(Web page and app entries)
************
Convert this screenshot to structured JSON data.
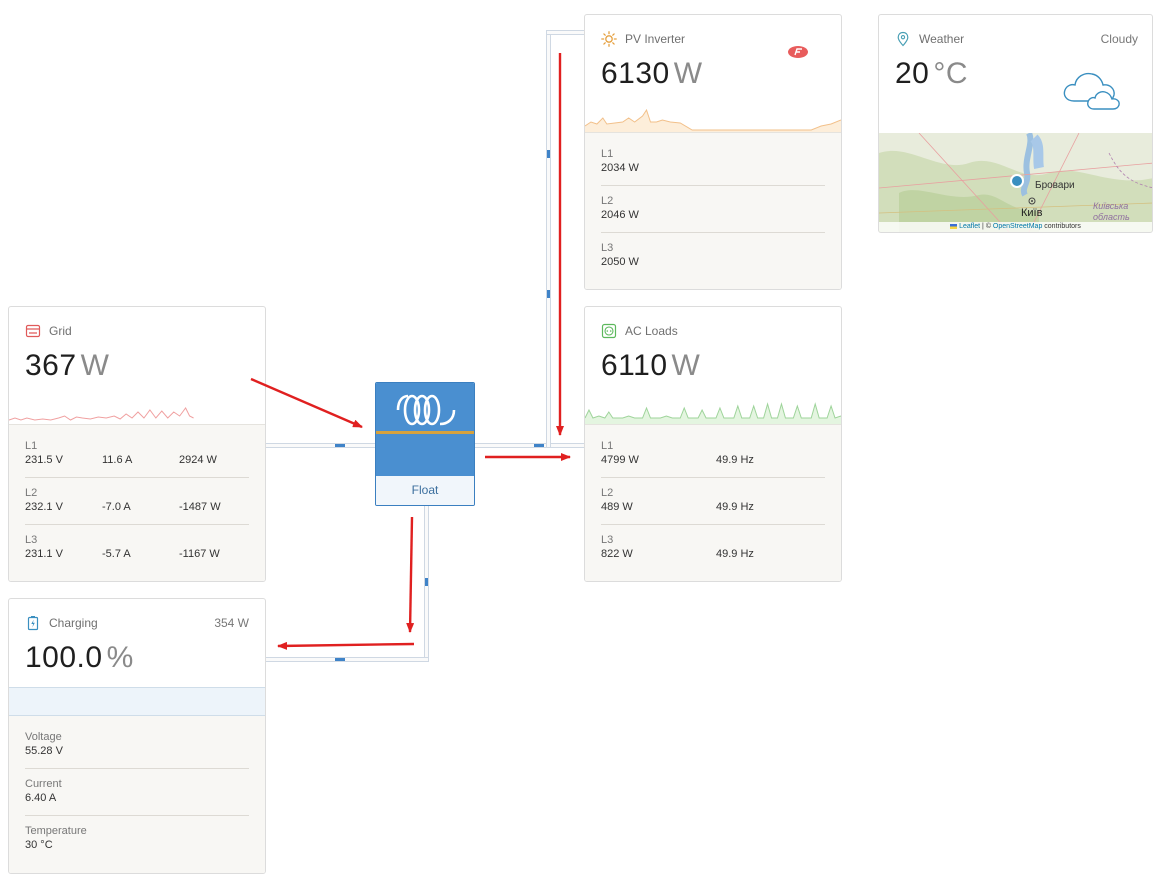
{
  "pv_inverter": {
    "title": "PV Inverter",
    "value": "6130",
    "unit": "W",
    "badge_icon": "fronius-logo-icon",
    "rows": [
      {
        "label": "L1",
        "value": "2034 W"
      },
      {
        "label": "L2",
        "value": "2046 W"
      },
      {
        "label": "L3",
        "value": "2050 W"
      }
    ]
  },
  "weather": {
    "title": "Weather",
    "condition": "Cloudy",
    "value": "20",
    "unit": "°C",
    "icon": "cloud-icon",
    "map": {
      "labels": [
        "Бровари",
        "Київ",
        "Київська область"
      ],
      "attribution_leaflet": "Leaflet",
      "attribution_sep": " | © ",
      "attribution_osm": "OpenStreetMap",
      "attribution_tail": " contributors"
    }
  },
  "grid": {
    "title": "Grid",
    "value": "367",
    "unit": "W",
    "rows": [
      {
        "label": "L1",
        "voltage": "231.5 V",
        "current": "11.6 A",
        "power": "2924 W"
      },
      {
        "label": "L2",
        "voltage": "232.1 V",
        "current": "-7.0 A",
        "power": "-1487 W"
      },
      {
        "label": "L3",
        "voltage": "231.1 V",
        "current": "-5.7 A",
        "power": "-1167 W"
      }
    ]
  },
  "ac_loads": {
    "title": "AC Loads",
    "value": "6110",
    "unit": "W",
    "rows": [
      {
        "label": "L1",
        "power": "4799 W",
        "freq": "49.9 Hz"
      },
      {
        "label": "L2",
        "power": "489 W",
        "freq": "49.9 Hz"
      },
      {
        "label": "L3",
        "power": "822 W",
        "freq": "49.9 Hz"
      }
    ]
  },
  "inverter": {
    "state": "Float",
    "logo": "victron-logo-icon"
  },
  "battery": {
    "title": "Charging",
    "power": "354 W",
    "value": "100.0",
    "unit": "%",
    "soc_fraction": 1.0,
    "rows": [
      {
        "label": "Voltage",
        "value": "55.28 V"
      },
      {
        "label": "Current",
        "value": "6.40 A"
      },
      {
        "label": "Temperature",
        "value": "30 °C"
      }
    ]
  },
  "colors": {
    "grid_accent": "#e05a5a",
    "pv_accent": "#e5a040",
    "loads_accent": "#5cb85c",
    "battery_accent": "#3a8fc0",
    "arrow": "#e02020",
    "inverter_blue": "#4a8fd0"
  }
}
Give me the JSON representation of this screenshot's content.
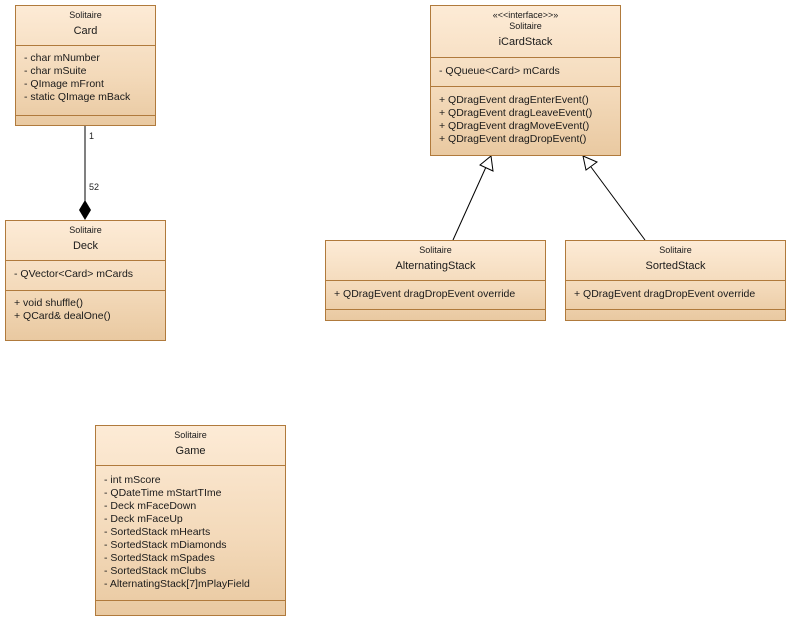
{
  "diagram": {
    "type": "uml-class-diagram",
    "colors": {
      "fill_top": "#fdebd6",
      "fill_bottom": "#e9c9a1",
      "border": "#b07a3c",
      "line": "#000000"
    },
    "classes": {
      "card": {
        "package": "Solitaire",
        "name": "Card",
        "attributes": [
          "- char mNumber",
          "- char mSuite",
          "- QImage mFront",
          "- static QImage mBack"
        ],
        "operations": []
      },
      "deck": {
        "package": "Solitaire",
        "name": "Deck",
        "attributes": [
          "- QVector<Card> mCards"
        ],
        "operations": [
          "+ void shuffle()",
          "+ QCard& dealOne()"
        ]
      },
      "icardstack": {
        "stereotype": "«<<interface>>»",
        "package": "Solitaire",
        "name": "iCardStack",
        "attributes": [
          "- QQueue<Card> mCards"
        ],
        "operations": [
          "+ QDragEvent dragEnterEvent()",
          "+ QDragEvent dragLeaveEvent()",
          "+ QDragEvent dragMoveEvent()",
          "+ QDragEvent dragDropEvent()"
        ]
      },
      "alternatingstack": {
        "package": "Solitaire",
        "name": "AlternatingStack",
        "attributes": [
          "+ QDragEvent dragDropEvent override"
        ],
        "operations": []
      },
      "sortedstack": {
        "package": "Solitaire",
        "name": "SortedStack",
        "attributes": [
          "+ QDragEvent dragDropEvent override"
        ],
        "operations": []
      },
      "game": {
        "package": "Solitaire",
        "name": "Game",
        "attributes": [
          "- int mScore",
          "- QDateTime mStartTIme",
          "- Deck mFaceDown",
          "- Deck mFaceUp",
          "- SortedStack mHearts",
          "- SortedStack mDiamonds",
          "- SortedStack mSpades",
          "- SortedStack mClubs",
          "- AlternatingStack[7]mPlayField"
        ],
        "operations": []
      }
    },
    "relationships": [
      {
        "type": "composition",
        "from": "Card",
        "to": "Deck",
        "multiplicity_source": "1",
        "multiplicity_target": "52"
      },
      {
        "type": "generalization",
        "from": "AlternatingStack",
        "to": "iCardStack"
      },
      {
        "type": "generalization",
        "from": "SortedStack",
        "to": "iCardStack"
      }
    ]
  }
}
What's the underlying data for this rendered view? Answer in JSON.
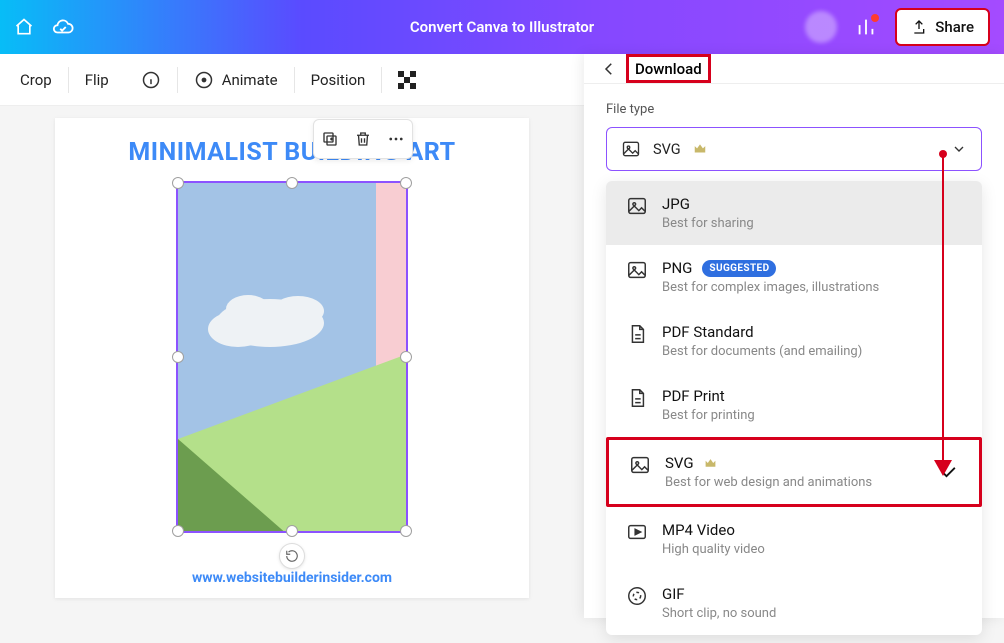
{
  "header": {
    "title": "Convert Canva to Illustrator",
    "share_label": "Share"
  },
  "toolbar": {
    "crop": "Crop",
    "flip": "Flip",
    "animate": "Animate",
    "position": "Position"
  },
  "canvas": {
    "headline": "MINIMALIST BUILDING ART",
    "watermark": "www.websitebuilderinsider.com"
  },
  "panel": {
    "title": "Download",
    "file_type_label": "File type",
    "selected": "SVG",
    "suggested_badge": "SUGGESTED",
    "options": [
      {
        "key": "jpg",
        "name": "JPG",
        "desc": "Best for sharing",
        "icon": "image",
        "hovered": true
      },
      {
        "key": "png",
        "name": "PNG",
        "desc": "Best for complex images, illustrations",
        "icon": "image",
        "suggested": true
      },
      {
        "key": "pdf_std",
        "name": "PDF Standard",
        "desc": "Best for documents (and emailing)",
        "icon": "pdf"
      },
      {
        "key": "pdf_print",
        "name": "PDF Print",
        "desc": "Best for printing",
        "icon": "pdf"
      },
      {
        "key": "svg",
        "name": "SVG",
        "desc": "Best for web design and animations",
        "icon": "image",
        "crown": true,
        "checked": true,
        "highlight": true
      },
      {
        "key": "mp4",
        "name": "MP4 Video",
        "desc": "High quality video",
        "icon": "video"
      },
      {
        "key": "gif",
        "name": "GIF",
        "desc": "Short clip, no sound",
        "icon": "gif"
      }
    ]
  }
}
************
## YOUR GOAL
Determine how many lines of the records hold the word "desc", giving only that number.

## ANSWER BELOW
7